Task instructions: Print all the entries exactly.

Records from a data collection
============

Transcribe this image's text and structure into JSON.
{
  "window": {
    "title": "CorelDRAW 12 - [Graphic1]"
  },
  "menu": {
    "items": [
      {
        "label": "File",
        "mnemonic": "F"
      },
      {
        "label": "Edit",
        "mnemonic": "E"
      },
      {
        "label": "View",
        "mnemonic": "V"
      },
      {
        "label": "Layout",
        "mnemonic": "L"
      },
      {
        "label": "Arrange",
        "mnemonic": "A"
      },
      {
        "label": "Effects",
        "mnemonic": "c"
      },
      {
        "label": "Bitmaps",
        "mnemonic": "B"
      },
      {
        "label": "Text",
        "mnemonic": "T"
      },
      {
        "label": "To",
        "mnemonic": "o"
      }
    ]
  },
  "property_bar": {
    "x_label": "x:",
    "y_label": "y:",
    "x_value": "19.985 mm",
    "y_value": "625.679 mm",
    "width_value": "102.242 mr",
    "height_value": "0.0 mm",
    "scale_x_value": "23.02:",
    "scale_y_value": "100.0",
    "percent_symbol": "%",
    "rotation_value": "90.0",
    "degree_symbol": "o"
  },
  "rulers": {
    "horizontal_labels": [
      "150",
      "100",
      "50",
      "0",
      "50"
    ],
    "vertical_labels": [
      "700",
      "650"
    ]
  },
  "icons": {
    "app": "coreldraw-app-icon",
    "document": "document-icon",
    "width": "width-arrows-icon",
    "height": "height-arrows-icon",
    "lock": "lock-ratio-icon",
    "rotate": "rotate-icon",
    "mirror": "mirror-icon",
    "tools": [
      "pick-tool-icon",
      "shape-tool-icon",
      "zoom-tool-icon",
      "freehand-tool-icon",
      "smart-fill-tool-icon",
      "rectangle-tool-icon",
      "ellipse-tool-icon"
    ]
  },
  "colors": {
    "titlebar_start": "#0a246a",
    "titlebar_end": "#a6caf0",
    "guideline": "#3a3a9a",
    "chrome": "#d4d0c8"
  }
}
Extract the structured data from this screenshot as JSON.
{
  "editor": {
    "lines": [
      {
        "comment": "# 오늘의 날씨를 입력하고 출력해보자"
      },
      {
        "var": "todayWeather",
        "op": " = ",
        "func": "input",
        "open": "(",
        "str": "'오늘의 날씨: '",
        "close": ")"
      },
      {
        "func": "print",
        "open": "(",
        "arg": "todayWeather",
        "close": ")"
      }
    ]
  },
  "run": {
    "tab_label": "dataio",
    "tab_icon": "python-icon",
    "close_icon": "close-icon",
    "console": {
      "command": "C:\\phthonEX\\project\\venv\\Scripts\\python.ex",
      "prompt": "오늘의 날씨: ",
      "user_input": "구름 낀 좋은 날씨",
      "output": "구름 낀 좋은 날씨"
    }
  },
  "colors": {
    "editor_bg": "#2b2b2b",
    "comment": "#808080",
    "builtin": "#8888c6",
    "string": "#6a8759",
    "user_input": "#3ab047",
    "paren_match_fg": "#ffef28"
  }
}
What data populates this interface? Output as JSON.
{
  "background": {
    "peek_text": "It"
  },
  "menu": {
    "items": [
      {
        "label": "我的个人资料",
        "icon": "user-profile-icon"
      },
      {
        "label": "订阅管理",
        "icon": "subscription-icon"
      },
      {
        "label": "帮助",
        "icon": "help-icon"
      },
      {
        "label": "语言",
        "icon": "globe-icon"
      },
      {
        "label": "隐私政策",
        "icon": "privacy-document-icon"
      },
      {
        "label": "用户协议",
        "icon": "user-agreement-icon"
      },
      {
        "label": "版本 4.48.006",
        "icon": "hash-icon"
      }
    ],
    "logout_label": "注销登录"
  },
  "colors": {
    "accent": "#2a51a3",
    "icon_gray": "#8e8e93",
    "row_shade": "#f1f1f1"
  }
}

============

Worked solution:
Transcribe this image's text and structure into JSON.
{
  "window": {
    "title": "CorelDRAW 12 - [Graphic1]"
  },
  "menu": {
    "items": [
      {
        "label": "File",
        "mnemonic": "F"
      },
      {
        "label": "Edit",
        "mnemonic": "E"
      },
      {
        "label": "View",
        "mnemonic": "V"
      },
      {
        "label": "Layout",
        "mnemonic": "L"
      },
      {
        "label": "Arrange",
        "mnemonic": "A"
      },
      {
        "label": "Effects",
        "mnemonic": "c"
      },
      {
        "label": "Bitmaps",
        "mnemonic": "B"
      },
      {
        "label": "Text",
        "mnemonic": "T"
      },
      {
        "label": "To",
        "mnemonic": "o"
      }
    ]
  },
  "property_bar": {
    "x_label": "x:",
    "y_label": "y:",
    "x_value": "19.985 mm",
    "y_value": "625.679 mm",
    "width_value": "102.242 mr",
    "height_value": "0.0 mm",
    "scale_x_value": "23.02:",
    "scale_y_value": "100.0",
    "percent_symbol": "%",
    "rotation_value": "90.0",
    "degree_symbol": "o"
  },
  "rulers": {
    "horizontal_labels": [
      "150",
      "100",
      "50",
      "0",
      "50"
    ],
    "vertical_labels": [
      "700",
      "650"
    ]
  },
  "icons": {
    "app": "coreldraw-app-icon",
    "document": "document-icon",
    "width": "width-arrows-icon",
    "height": "height-arrows-icon",
    "lock": "lock-ratio-icon",
    "rotate": "rotate-icon",
    "mirror": "mirror-icon",
    "tools": [
      "pick-tool-icon",
      "shape-tool-icon",
      "zoom-tool-icon",
      "freehand-tool-icon",
      "smart-fill-tool-icon",
      "rectangle-tool-icon",
      "ellipse-tool-icon"
    ]
  },
  "colors": {
    "titlebar_start": "#0a246a",
    "titlebar_end": "#a6caf0",
    "guideline": "#3a3a9a",
    "chrome": "#d4d0c8"
  }
}
Extract the structured data from this screenshot as JSON.
{
  "editor": {
    "lines": [
      {
        "comment": "# 오늘의 날씨를 입력하고 출력해보자"
      },
      {
        "var": "todayWeather",
        "op": " = ",
        "func": "input",
        "open": "(",
        "str": "'오늘의 날씨: '",
        "close": ")"
      },
      {
        "func": "print",
        "open": "(",
        "arg": "todayWeather",
        "close": ")"
      }
    ]
  },
  "run": {
    "tab_label": "dataio",
    "tab_icon": "python-icon",
    "close_icon": "close-icon",
    "console": {
      "command": "C:\\phthonEX\\project\\venv\\Scripts\\python.ex",
      "prompt": "오늘의 날씨: ",
      "user_input": "구름 낀 좋은 날씨",
      "output": "구름 낀 좋은 날씨"
    }
  },
  "colors": {
    "editor_bg": "#2b2b2b",
    "comment": "#808080",
    "builtin": "#8888c6",
    "string": "#6a8759",
    "user_input": "#3ab047",
    "paren_match_fg": "#ffef28"
  }
}
What data populates this interface? Output as JSON.
{
  "background": {
    "peek_text": "It"
  },
  "menu": {
    "items": [
      {
        "label": "我的个人资料",
        "icon": "user-profile-icon"
      },
      {
        "label": "订阅管理",
        "icon": "subscription-icon"
      },
      {
        "label": "帮助",
        "icon": "help-icon"
      },
      {
        "label": "语言",
        "icon": "globe-icon"
      },
      {
        "label": "隐私政策",
        "icon": "privacy-document-icon"
      },
      {
        "label": "用户协议",
        "icon": "user-agreement-icon"
      },
      {
        "label": "版本 4.48.006",
        "icon": "hash-icon"
      }
    ],
    "logout_label": "注销登录"
  },
  "colors": {
    "accent": "#2a51a3",
    "icon_gray": "#8e8e93",
    "row_shade": "#f1f1f1"
  }
}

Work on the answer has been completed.